Unique centre for research into rare diseases in children named today

‘Zayed Centre for Research into Rare Disease in Children’ to be the first of its kind in the world 

The world’s first purpose-built centre dedicated to paediatric research into rare diseases has today been named the ‘Zayed Centre for Research into Rare Disease in Children’. The Zayed Centre for Research is a partnership between Great Ormond Street Hospital (GOSH), University College London (UCL) and the Great Ormond Street Hospital Children’s Charity. It will bring hundreds of clinicians and researchers together under one roof to drive forward new treatments and cures for children with rare diseases

The Zayed Centre for Research will be the first of its kind in the world and has been facilitated by a £60 million gift made in July 2014 by Her Highness Sheikha Fatima bint Mubarak, the wife of the late Sheikh Zayed bin Sultan Al Nahyan, as well as Chairwoman of the UAE General Women's Union, Supreme Chairwoman of the UAE Family Development Foundation and President of the UAE Supreme Council of Motherhood and Childhood. 

The name was announced at a family celebration at Coram's Fields in Bloomsbury, London opposite the site of the building which is scheduled to open in 2018. The event was attended by dozens of young patients and celebrated this important milestone through arts and craft and cultural activities.

Her Highness was represented at the event by HE Professor Maha Barakat, Director General of the Health Authority Abu Dhabi. HE Abdulrahman Almutaiwee, UAE Ambassador to the UK was also in attendance.

HE Professor Barakat said: “By combining the expertise of GOSH and UCL, the Zayed Centre for Research will become a centre of excellence, tackling some of the most challenging children’s diseases. Through the treatment and cure of thousands of children, the centre will serve as a global research hub, benefitting children and families from around the world.”

“This commitment to children’s health, articulated by the GOSH motto ‘The child, first and always’, echoes the vision of the late Sheikh Zayed, who throughout his lifetime became involved in many collaborations to ensure the health and wellbeing of children everywhere. We are honoured to work in partnership on the formation of this centre.”

Professor Bobby Gaspar, Professor of Paediatrics and Immunology at UCL and consultant in Paediatric Immunology at GOSH is the Director-Designate for the Zayed Centre for Research.

He said: “It is a great honour for this state-of-the-art research and medical building to carry the late Sheikh Zayed’s name. Working together, the hospital and university have an amazing opportunity and important responsibility to find new treatments and cures for children who often have nowhere else to go.

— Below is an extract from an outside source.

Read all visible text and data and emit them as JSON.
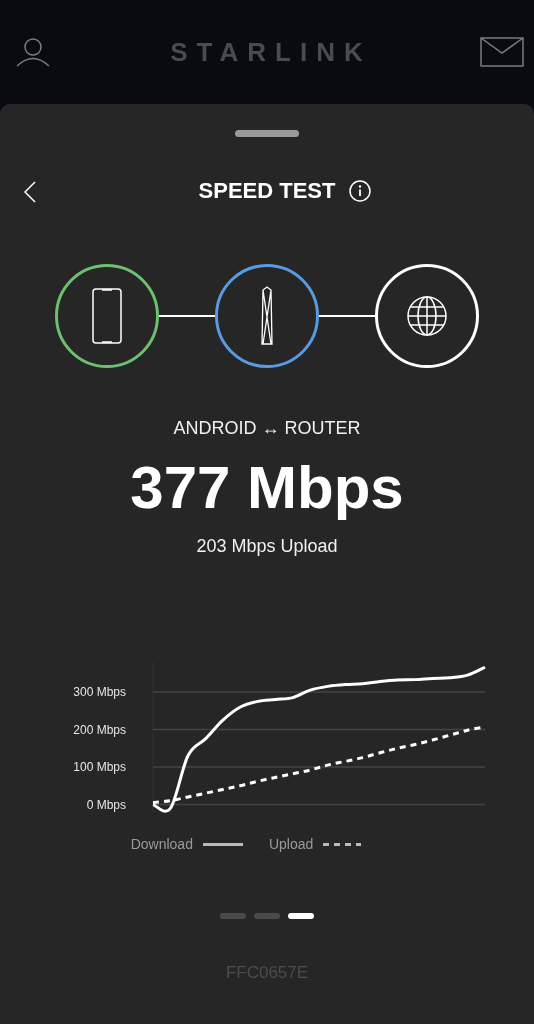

"Recent advances in science and technology offer new hope, particularly in the realms of genetics and stem cell therapies. And by bringing this knowledge, the latest technology and patients together under one roof we hope the work taking place in the Zayed Centre for Research will allow us to make breakthroughs and develop cures for rare diseases quicker than ever before, giving children everywhere the chance of a longer and fuller life.”

GOSH sees children from more than 80 countries worldwide and specialises in the treatment of children with rare diseases. These include children from the UAE who come to GOSH to be treated for a range of conditions including rare heart and neurological conditions.

The Zayed Centre for Research will be adjacent to the hospital and the UCL Institute of Child Health and will contain state-of-the-art laboratory facilities and a large outpatient’s facility. Once completed, it will welcome approximately 400 academics and clinical staff and feature over 150 laboratory bench positions. The outpatient facility will accommodate more than 200 patients and accompanying family members at any one time.

The total cost of the building of the Zayed Centre for Research is expected to be £90 million. The additional cost has been met by £20 million of fundraising income from Great Ormond Street Hospital Children's Charity and a £10 million grant from the Higher Education Funding Council for England’s Research Partnership Investment Fund.

Preparation works are currently underway on the Guilford Street site and the facility is expected to open in 2018.